Nadine and some other models visited the studio a lot and we worked on some free work and the whole group grew, the workshops started to become more and more successful and Nadine once joked that “every shoot I come it will be more extreme” because I loved to play around with styling and extreme things I of course encouraged this to tell her after every shoot “We’re almost there, it was just not perfect” an inside joke that we still play for the simple reason that we promised each other that as soon as we took the perfect shot we would stop.
For modern work visit my portfolio at www.frankdoorhof.smugmug.com and you can see that some elements return and some elements are now much more different but overall I think you can recognize a lot of things.
Now how did technique help me?
Of course it’s all cameras and gear right?
Well actually for me it’s not.
When I look back I think me discovering David Lachapelle and seeing the over the top styling and story telling really changed the way I looked at photography, from that point on it was never about the model and the beautiful clothes (although important), it was about story telling, the styling (the more outrageous the better), the expression and so much more.
Of course technique did have a major impact on the quality.

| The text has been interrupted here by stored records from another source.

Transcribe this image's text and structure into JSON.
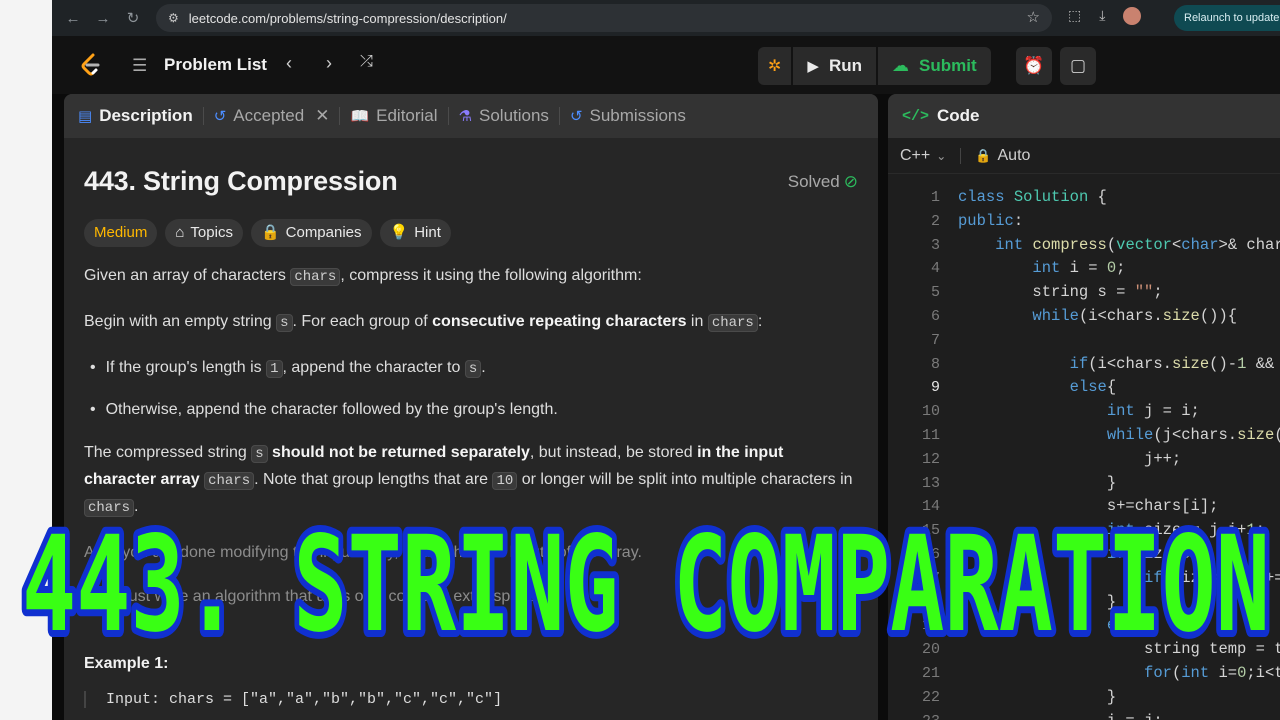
{
  "browser": {
    "url": "leetcode.com/problems/string-compression/description/",
    "relaunch_label": "Relaunch to update"
  },
  "topbar": {
    "problem_list_label": "Problem List",
    "run_label": "Run",
    "submit_label": "Submit"
  },
  "tabs": [
    {
      "label": "Description"
    },
    {
      "label": "Accepted"
    },
    {
      "label": "Editorial"
    },
    {
      "label": "Solutions"
    },
    {
      "label": "Submissions"
    }
  ],
  "problem": {
    "title": "443. String Compression",
    "status": "Solved",
    "chips": [
      "Medium",
      "Topics",
      "Companies",
      "Hint"
    ],
    "p1_a": "Given an array of characters ",
    "p1_code": "chars",
    "p1_b": ", compress it using the following algorithm:",
    "p2_a": "Begin with an empty string ",
    "p2_code1": "s",
    "p2_b": ". For each group of ",
    "p2_bold": "consecutive repeating characters",
    "p2_c": " in ",
    "p2_code2": "chars",
    "p2_d": ":",
    "b1_a": "If the group's length is ",
    "b1_code1": "1",
    "b1_b": ", append the character to ",
    "b1_code2": "s",
    "b1_c": ".",
    "b2": "Otherwise, append the character followed by the group's length.",
    "p3_a": "The compressed string ",
    "p3_code1": "s",
    "p3_bold1": " should not be returned separately",
    "p3_b": ", but instead, be stored ",
    "p3_bold2": "in the input character array",
    "p3_code2": "chars",
    "p3_c": ". Note that group lengths that are ",
    "p3_code3": "10",
    "p3_d": " or longer will be split into multiple characters in ",
    "p3_code4": "chars",
    "p3_e": ".",
    "p4": "After you are done modifying the input array, return the new length of the array.",
    "p5": "You must write an algorithm that uses only constant extra space.",
    "example_title": "Example 1:",
    "example_input": "Input: chars = [\"a\",\"a\",\"b\",\"b\",\"c\",\"c\",\"c\"]"
  },
  "code": {
    "header": "Code",
    "language": "C++",
    "mode": "Auto",
    "line_numbers": [
      "1",
      "2",
      "3",
      "4",
      "5",
      "6",
      "7",
      "8",
      "9",
      "10",
      "11",
      "12",
      "13",
      "14",
      "15",
      "16",
      "17",
      "18",
      "19",
      "20",
      "21",
      "22",
      "23"
    ],
    "highlight_line": "9"
  },
  "overlay": {
    "text": "443. STRING COMPARATION",
    "fill_color": "#39ff14",
    "outline_color": "#1030d0"
  },
  "colors": {
    "accent_green": "#2cbb5d",
    "medium": "#ffb800",
    "accent_blue": "#4c8dff"
  }
}
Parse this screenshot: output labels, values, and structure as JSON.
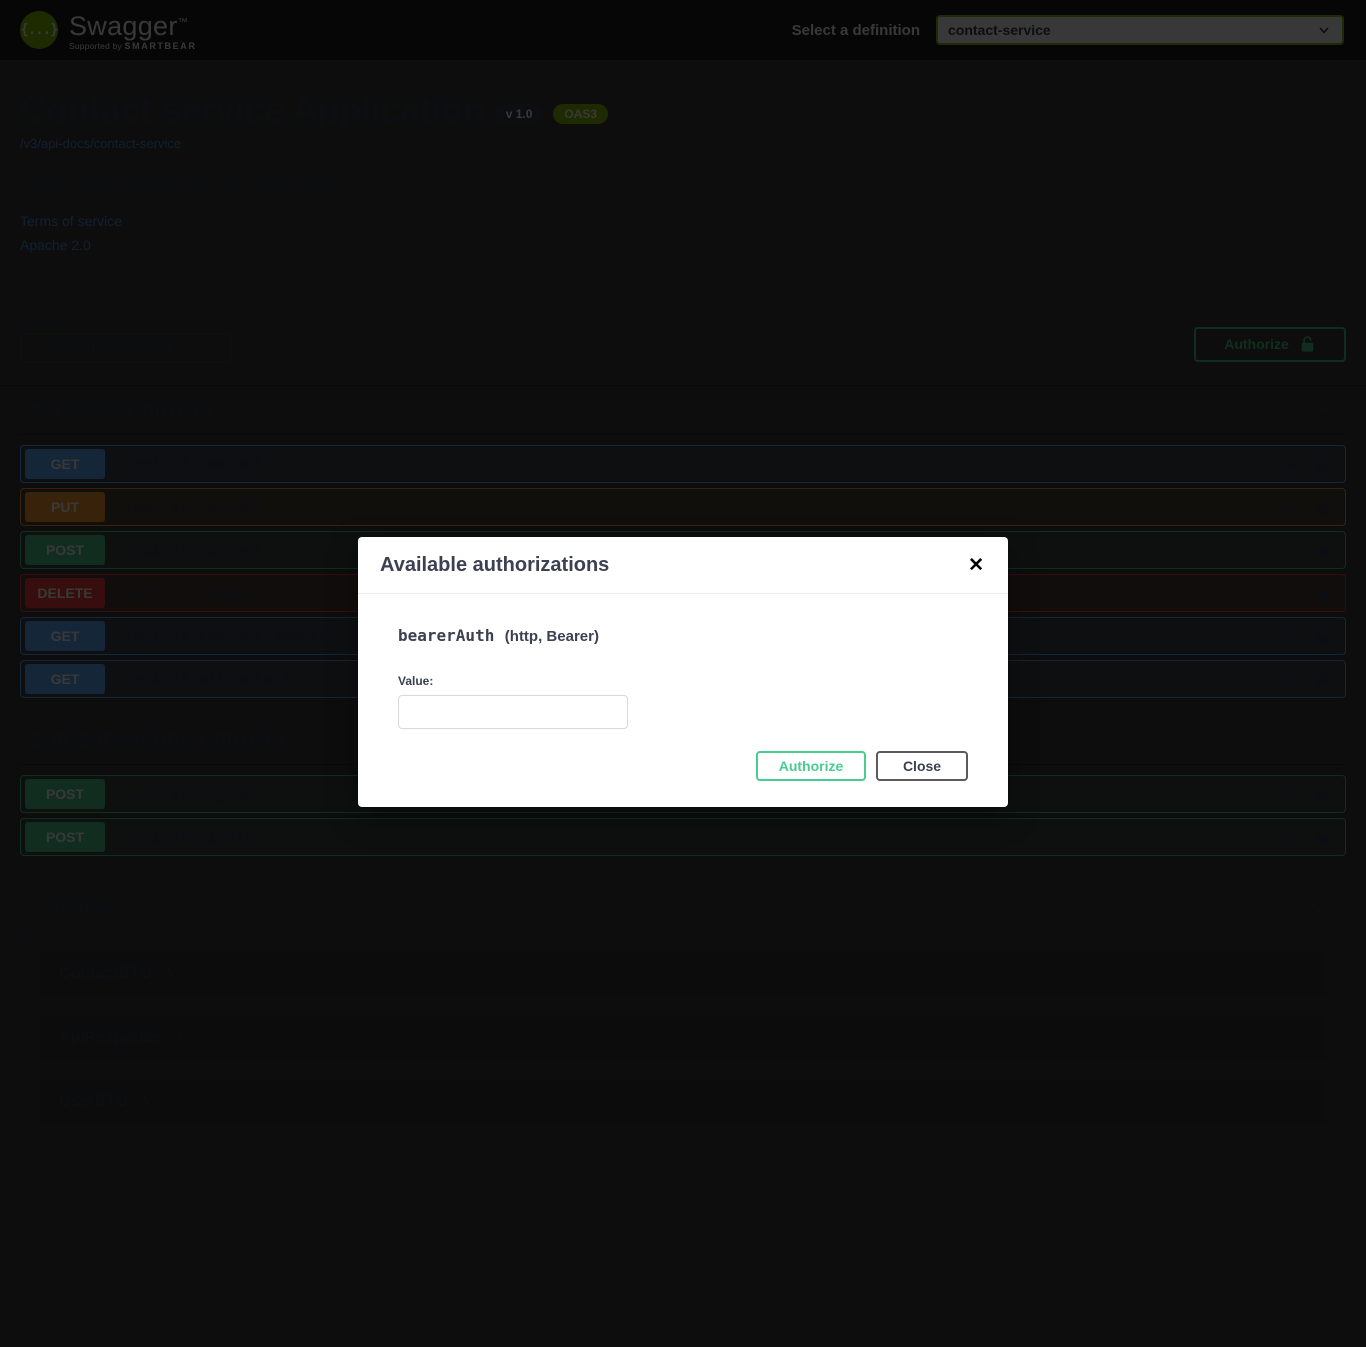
{
  "topbar": {
    "logo_text": "Swagger",
    "logo_mark": "{...}",
    "logo_supported_prefix": "Supported by",
    "logo_supported_brand": "SMARTBEAR",
    "definition_label": "Select a definition",
    "definition_value": "contact-service",
    "chevron_icon": "chevron-down-icon"
  },
  "info": {
    "title": "Contact service Application",
    "version_badge": "v 1.0",
    "oas_badge": "OAS3",
    "docs_url": "/v3/api-docs/contact-service",
    "description": "Contact service Application with JWT authentication",
    "terms_link": "Terms of service",
    "license_link": "Apache 2.0"
  },
  "servers": {
    "label": "Servers",
    "selected": "/ - Default Server URL",
    "authorize_label": "Authorize",
    "lock_icon": "unlocked-padlock-icon"
  },
  "sections": [
    {
      "name": "contact-controller",
      "collapse_icon": "chevron-up-icon",
      "operations": [
        {
          "method": "GET",
          "path": "/api/v1/contact"
        },
        {
          "method": "PUT",
          "path": "/api/v1/contact"
        },
        {
          "method": "POST",
          "path": "/api/v1/contact"
        },
        {
          "method": "DELETE",
          "path": "/api/v1/contact"
        },
        {
          "method": "GET",
          "path": "/api/v1/contact/search"
        },
        {
          "method": "GET",
          "path": "/api/v1/allContact"
        }
      ]
    },
    {
      "name": "authentication-controller",
      "collapse_icon": "chevron-up-icon",
      "operations": [
        {
          "method": "POST",
          "path": "/api/v1/signUp"
        },
        {
          "method": "POST",
          "path": "/api/v1/signIn"
        }
      ]
    }
  ],
  "schemas": {
    "title": "Schemas",
    "collapse_icon": "chevron-up-icon",
    "items": [
      {
        "name": "ContactDTO"
      },
      {
        "name": "ApiResponse"
      },
      {
        "name": "UserDTO"
      }
    ]
  },
  "modal": {
    "title": "Available authorizations",
    "close_icon": "close-icon",
    "scheme_name": "bearerAuth",
    "scheme_type": "(http, Bearer)",
    "value_label": "Value:",
    "value": "",
    "value_placeholder": "",
    "authorize_label": "Authorize",
    "close_label": "Close"
  },
  "colors": {
    "brand_green": "#89bf04",
    "accent_green": "#49cc90",
    "get": "#61affe",
    "put": "#fca130",
    "post": "#49cc90",
    "delete": "#f93e3e",
    "text": "#3b4151",
    "link": "#4a90e2"
  }
}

Strobes like Elinchrom are very precise and stable so I loved it when I made the switch from my first set Jinbei’s to Elinchrom, I also loved the new modifiers I got to play with. On a tradeshow I shot a few images with a Hasselblad (even made a picture of me holding it because this would be a one time deal), when looking at the images back home…. well I was sold and ended up with a Mamiya/Leaf combination. This helped me with dynamic range and higher resolution images for the artists I shot at that time (they needed really big posters and the 6-8Mps were just a bit on the short side sometimes). But it also helped me with a different format, when I started shooting MF I slowly changed from shooting dominate portrait mode to almost dominant landscape mode. Also my love for movies probably helped with this, it just gives a totally different look to the images and gives the model more room.
So technique helped.. but I always strongly believe (till today) that it’s your mind that creates the images, not the gear, the gear is just a hammer or nail to hang the painting/photo. That’s also why questions like “What lens did you use”, “What aperture did you shoot on” are all actually quite irrelevant. If I tell you…. you still aren’t getting that X-factor ingredient.
The last few years the photography market has gotten very interesting, Sony is taking over like a storm with backlit sensors, insane dynamic range, great features and options to use every lens ever made, and that all helps to get better image quality and makes it easier when traveling (smaller camera). But there is more of course, every day you see new products that make my heart beat faster, think about the recent release of the iPad pro with Apple Pencil that will open up so many possibilities for creatives all around the world, I think the scenery will change, Adobe hopefully will pick this up even more and start creating more and more apps for that.But also think about cameras that are totally flat and have several lenses so you can just shoot and the camera uses different lenses to focus on different lengths (like Light and their new camera technology), this makes it possible to later change the DOF in software… all really cool and handy…. but…… it will not change one thing…. give the best gear to the worst photographer and he will make bad images, give the worst gear to a good photographer and he will create art. An iPad pro with an Apple pencil doesn’t make you an artist, people with notebooks and pen can draw better images while on the phone than I do when I concentrate on my iPad pro 😀 but that doesn’t matter….
Technology helps us to enhance our workflow, create better images, give us option to discover parts of our art we never used before, but the real artist… will always be inside YOU.
Now let’s end with a challenge, write a blog post about your progress and your opinion on how technology helped you and send me the link, the best blogs will be featured on my blog.